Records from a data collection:
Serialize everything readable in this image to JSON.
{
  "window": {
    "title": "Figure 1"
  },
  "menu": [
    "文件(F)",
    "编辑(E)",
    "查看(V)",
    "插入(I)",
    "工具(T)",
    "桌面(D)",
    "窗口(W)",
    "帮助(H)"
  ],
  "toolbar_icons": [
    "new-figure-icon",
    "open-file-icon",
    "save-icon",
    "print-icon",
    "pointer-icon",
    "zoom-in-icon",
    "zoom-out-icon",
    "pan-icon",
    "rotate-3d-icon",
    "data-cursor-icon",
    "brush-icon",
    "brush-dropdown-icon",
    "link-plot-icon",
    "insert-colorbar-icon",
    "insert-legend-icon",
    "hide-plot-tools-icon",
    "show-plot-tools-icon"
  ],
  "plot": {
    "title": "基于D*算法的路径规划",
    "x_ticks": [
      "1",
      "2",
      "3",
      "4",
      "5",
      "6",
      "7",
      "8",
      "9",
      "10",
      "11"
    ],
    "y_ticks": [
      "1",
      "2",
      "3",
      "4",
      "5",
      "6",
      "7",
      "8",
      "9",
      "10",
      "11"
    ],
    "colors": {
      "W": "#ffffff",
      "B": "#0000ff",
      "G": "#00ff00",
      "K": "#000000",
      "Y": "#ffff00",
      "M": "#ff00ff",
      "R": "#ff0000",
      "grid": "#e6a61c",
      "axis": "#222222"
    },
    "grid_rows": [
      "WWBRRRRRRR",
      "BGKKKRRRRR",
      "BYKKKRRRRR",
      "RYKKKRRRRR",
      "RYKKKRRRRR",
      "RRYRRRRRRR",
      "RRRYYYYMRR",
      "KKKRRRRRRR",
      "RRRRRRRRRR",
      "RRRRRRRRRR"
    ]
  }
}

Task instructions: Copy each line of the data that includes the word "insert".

Solution to this problem:
    "insert-colorbar-icon",
    "insert-legend-icon",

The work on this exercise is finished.